Element data from apps and pages:
***

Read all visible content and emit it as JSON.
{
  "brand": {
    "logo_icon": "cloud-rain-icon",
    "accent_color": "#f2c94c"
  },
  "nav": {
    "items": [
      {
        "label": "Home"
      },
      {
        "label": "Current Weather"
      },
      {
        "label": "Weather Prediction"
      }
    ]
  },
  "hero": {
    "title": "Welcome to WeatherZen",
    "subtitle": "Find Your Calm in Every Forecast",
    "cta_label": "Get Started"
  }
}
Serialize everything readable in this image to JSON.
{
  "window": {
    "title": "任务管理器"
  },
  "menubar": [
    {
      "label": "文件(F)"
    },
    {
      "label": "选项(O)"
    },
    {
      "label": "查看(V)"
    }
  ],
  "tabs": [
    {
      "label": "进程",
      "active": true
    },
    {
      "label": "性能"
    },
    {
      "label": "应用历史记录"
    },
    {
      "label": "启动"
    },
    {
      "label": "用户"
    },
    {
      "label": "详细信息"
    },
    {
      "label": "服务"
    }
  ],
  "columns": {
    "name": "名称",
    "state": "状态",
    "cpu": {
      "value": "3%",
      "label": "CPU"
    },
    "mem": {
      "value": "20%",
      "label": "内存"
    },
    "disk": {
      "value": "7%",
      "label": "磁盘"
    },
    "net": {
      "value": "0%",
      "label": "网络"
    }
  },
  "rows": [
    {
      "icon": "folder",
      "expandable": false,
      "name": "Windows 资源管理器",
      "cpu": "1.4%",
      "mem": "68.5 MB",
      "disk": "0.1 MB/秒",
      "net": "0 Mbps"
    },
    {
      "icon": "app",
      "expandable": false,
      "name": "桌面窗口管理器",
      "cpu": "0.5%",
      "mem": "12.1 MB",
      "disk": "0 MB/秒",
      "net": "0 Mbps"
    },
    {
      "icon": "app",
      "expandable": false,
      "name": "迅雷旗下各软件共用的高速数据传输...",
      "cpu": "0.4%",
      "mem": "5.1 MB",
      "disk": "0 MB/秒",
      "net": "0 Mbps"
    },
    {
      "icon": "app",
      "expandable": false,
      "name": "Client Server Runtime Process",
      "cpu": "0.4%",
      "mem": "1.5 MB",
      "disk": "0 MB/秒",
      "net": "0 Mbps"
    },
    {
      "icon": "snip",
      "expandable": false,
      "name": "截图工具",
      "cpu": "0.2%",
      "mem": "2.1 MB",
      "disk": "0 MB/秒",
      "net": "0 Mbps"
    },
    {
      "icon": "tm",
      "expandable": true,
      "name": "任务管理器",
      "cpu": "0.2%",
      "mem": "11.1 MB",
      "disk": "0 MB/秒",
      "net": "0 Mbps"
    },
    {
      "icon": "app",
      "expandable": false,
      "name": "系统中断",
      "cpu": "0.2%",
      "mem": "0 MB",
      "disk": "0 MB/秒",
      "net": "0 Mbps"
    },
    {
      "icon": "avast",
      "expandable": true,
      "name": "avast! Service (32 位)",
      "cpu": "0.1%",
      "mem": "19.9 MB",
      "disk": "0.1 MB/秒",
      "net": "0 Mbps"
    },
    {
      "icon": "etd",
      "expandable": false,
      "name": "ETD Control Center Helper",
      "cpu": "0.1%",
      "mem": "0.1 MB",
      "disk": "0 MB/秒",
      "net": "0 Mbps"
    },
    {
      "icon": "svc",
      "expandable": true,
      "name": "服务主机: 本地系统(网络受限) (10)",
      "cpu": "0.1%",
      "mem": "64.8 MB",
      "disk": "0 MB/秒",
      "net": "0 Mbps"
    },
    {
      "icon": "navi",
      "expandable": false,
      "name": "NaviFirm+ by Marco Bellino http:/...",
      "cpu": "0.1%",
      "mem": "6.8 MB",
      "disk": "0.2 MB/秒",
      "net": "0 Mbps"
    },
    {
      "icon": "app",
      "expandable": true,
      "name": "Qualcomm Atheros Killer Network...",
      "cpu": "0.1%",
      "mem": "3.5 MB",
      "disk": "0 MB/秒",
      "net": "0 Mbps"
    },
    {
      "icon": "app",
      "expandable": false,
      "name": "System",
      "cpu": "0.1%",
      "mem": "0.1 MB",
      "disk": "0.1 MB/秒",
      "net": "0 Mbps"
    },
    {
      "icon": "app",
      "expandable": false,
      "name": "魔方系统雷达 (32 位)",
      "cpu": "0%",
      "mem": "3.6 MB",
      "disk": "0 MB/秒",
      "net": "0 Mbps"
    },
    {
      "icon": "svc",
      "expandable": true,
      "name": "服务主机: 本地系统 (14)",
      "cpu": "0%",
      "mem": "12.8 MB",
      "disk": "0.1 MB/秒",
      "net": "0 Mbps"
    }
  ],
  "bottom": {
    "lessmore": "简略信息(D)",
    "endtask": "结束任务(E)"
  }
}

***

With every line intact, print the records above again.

» Exercise solution
Read all visible content and emit it as JSON.
{
  "brand": {
    "logo_icon": "cloud-rain-icon",
    "accent_color": "#f2c94c"
  },
  "nav": {
    "items": [
      {
        "label": "Home"
      },
      {
        "label": "Current Weather"
      },
      {
        "label": "Weather Prediction"
      }
    ]
  },
  "hero": {
    "title": "Welcome to WeatherZen",
    "subtitle": "Find Your Calm in Every Forecast",
    "cta_label": "Get Started"
  }
}
Serialize everything readable in this image to JSON.
{
  "window": {
    "title": "任务管理器"
  },
  "menubar": [
    {
      "label": "文件(F)"
    },
    {
      "label": "选项(O)"
    },
    {
      "label": "查看(V)"
    }
  ],
  "tabs": [
    {
      "label": "进程",
      "active": true
    },
    {
      "label": "性能"
    },
    {
      "label": "应用历史记录"
    },
    {
      "label": "启动"
    },
    {
      "label": "用户"
    },
    {
      "label": "详细信息"
    },
    {
      "label": "服务"
    }
  ],
  "columns": {
    "name": "名称",
    "state": "状态",
    "cpu": {
      "value": "3%",
      "label": "CPU"
    },
    "mem": {
      "value": "20%",
      "label": "内存"
    },
    "disk": {
      "value": "7%",
      "label": "磁盘"
    },
    "net": {
      "value": "0%",
      "label": "网络"
    }
  },
  "rows": [
    {
      "icon": "folder",
      "expandable": false,
      "name": "Windows 资源管理器",
      "cpu": "1.4%",
      "mem": "68.5 MB",
      "disk": "0.1 MB/秒",
      "net": "0 Mbps"
    },
    {
      "icon": "app",
      "expandable": false,
      "name": "桌面窗口管理器",
      "cpu": "0.5%",
      "mem": "12.1 MB",
      "disk": "0 MB/秒",
      "net": "0 Mbps"
    },
    {
      "icon": "app",
      "expandable": false,
      "name": "迅雷旗下各软件共用的高速数据传输...",
      "cpu": "0.4%",
      "mem": "5.1 MB",
      "disk": "0 MB/秒",
      "net": "0 Mbps"
    },
    {
      "icon": "app",
      "expandable": false,
      "name": "Client Server Runtime Process",
      "cpu": "0.4%",
      "mem": "1.5 MB",
      "disk": "0 MB/秒",
      "net": "0 Mbps"
    },
    {
      "icon": "snip",
      "expandable": false,
      "name": "截图工具",
      "cpu": "0.2%",
      "mem": "2.1 MB",
      "disk": "0 MB/秒",
      "net": "0 Mbps"
    },
    {
      "icon": "tm",
      "expandable": true,
      "name": "任务管理器",
      "cpu": "0.2%",
      "mem": "11.1 MB",
      "disk": "0 MB/秒",
      "net": "0 Mbps"
    },
    {
      "icon": "app",
      "expandable": false,
      "name": "系统中断",
      "cpu": "0.2%",
      "mem": "0 MB",
      "disk": "0 MB/秒",
      "net": "0 Mbps"
    },
    {
      "icon": "avast",
      "expandable": true,
      "name": "avast! Service (32 位)",
      "cpu": "0.1%",
      "mem": "19.9 MB",
      "disk": "0.1 MB/秒",
      "net": "0 Mbps"
    },
    {
      "icon": "etd",
      "expandable": false,
      "name": "ETD Control Center Helper",
      "cpu": "0.1%",
      "mem": "0.1 MB",
      "disk": "0 MB/秒",
      "net": "0 Mbps"
    },
    {
      "icon": "svc",
      "expandable": true,
      "name": "服务主机: 本地系统(网络受限) (10)",
      "cpu": "0.1%",
      "mem": "64.8 MB",
      "disk": "0 MB/秒",
      "net": "0 Mbps"
    },
    {
      "icon": "navi",
      "expandable": false,
      "name": "NaviFirm+ by Marco Bellino http:/...",
      "cpu": "0.1%",
      "mem": "6.8 MB",
      "disk": "0.2 MB/秒",
      "net": "0 Mbps"
    },
    {
      "icon": "app",
      "expandable": true,
      "name": "Qualcomm Atheros Killer Network...",
      "cpu": "0.1%",
      "mem": "3.5 MB",
      "disk": "0 MB/秒",
      "net": "0 Mbps"
    },
    {
      "icon": "app",
      "expandable": false,
      "name": "System",
      "cpu": "0.1%",
      "mem": "0.1 MB",
      "disk": "0.1 MB/秒",
      "net": "0 Mbps"
    },
    {
      "icon": "app",
      "expandable": false,
      "name": "魔方系统雷达 (32 位)",
      "cpu": "0%",
      "mem": "3.6 MB",
      "disk": "0 MB/秒",
      "net": "0 Mbps"
    },
    {
      "icon": "svc",
      "expandable": true,
      "name": "服务主机: 本地系统 (14)",
      "cpu": "0%",
      "mem": "12.8 MB",
      "disk": "0.1 MB/秒",
      "net": "0 Mbps"
    }
  ],
  "bottom": {
    "lessmore": "简略信息(D)",
    "endtask": "结束任务(E)"
  }
}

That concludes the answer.